Work order | Write out all of the data again, precisely as it appears.

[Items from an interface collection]
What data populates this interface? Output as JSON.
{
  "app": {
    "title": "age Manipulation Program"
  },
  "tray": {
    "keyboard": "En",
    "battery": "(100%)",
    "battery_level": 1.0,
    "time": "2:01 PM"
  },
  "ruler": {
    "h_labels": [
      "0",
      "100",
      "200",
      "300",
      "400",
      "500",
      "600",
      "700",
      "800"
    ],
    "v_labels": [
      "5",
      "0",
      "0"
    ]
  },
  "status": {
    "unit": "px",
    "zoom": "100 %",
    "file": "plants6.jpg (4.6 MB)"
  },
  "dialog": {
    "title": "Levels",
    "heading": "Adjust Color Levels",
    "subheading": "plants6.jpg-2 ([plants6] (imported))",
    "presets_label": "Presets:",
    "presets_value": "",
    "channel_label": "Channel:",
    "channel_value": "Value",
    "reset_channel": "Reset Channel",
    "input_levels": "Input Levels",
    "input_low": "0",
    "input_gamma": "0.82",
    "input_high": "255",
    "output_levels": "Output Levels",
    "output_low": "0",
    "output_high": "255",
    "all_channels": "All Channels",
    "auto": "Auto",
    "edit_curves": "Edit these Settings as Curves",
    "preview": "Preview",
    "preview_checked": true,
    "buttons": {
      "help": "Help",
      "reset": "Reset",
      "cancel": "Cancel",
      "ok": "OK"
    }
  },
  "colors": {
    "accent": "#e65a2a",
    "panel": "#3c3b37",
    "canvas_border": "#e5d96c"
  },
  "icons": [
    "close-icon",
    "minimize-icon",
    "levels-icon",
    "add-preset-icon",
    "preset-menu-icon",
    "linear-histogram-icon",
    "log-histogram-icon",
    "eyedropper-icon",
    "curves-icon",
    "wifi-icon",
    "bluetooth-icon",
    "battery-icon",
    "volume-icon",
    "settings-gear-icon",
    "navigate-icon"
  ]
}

Response to the task |
What data populates this interface? Output as JSON.
{
  "app": {
    "title": "age Manipulation Program"
  },
  "tray": {
    "keyboard": "En",
    "battery": "(100%)",
    "battery_level": 1.0,
    "time": "2:01 PM"
  },
  "ruler": {
    "h_labels": [
      "0",
      "100",
      "200",
      "300",
      "400",
      "500",
      "600",
      "700",
      "800"
    ],
    "v_labels": [
      "5",
      "0",
      "0"
    ]
  },
  "status": {
    "unit": "px",
    "zoom": "100 %",
    "file": "plants6.jpg (4.6 MB)"
  },
  "dialog": {
    "title": "Levels",
    "heading": "Adjust Color Levels",
    "subheading": "plants6.jpg-2 ([plants6] (imported))",
    "presets_label": "Presets:",
    "presets_value": "",
    "channel_label": "Channel:",
    "channel_value": "Value",
    "reset_channel": "Reset Channel",
    "input_levels": "Input Levels",
    "input_low": "0",
    "input_gamma": "0.82",
    "input_high": "255",
    "output_levels": "Output Levels",
    "output_low": "0",
    "output_high": "255",
    "all_channels": "All Channels",
    "auto": "Auto",
    "edit_curves": "Edit these Settings as Curves",
    "preview": "Preview",
    "preview_checked": true,
    "buttons": {
      "help": "Help",
      "reset": "Reset",
      "cancel": "Cancel",
      "ok": "OK"
    }
  },
  "colors": {
    "accent": "#e65a2a",
    "panel": "#3c3b37",
    "canvas_border": "#e5d96c"
  },
  "icons": [
    "close-icon",
    "minimize-icon",
    "levels-icon",
    "add-preset-icon",
    "preset-menu-icon",
    "linear-histogram-icon",
    "log-histogram-icon",
    "eyedropper-icon",
    "curves-icon",
    "wifi-icon",
    "bluetooth-icon",
    "battery-icon",
    "volume-icon",
    "settings-gear-icon",
    "navigate-icon"
  ]
}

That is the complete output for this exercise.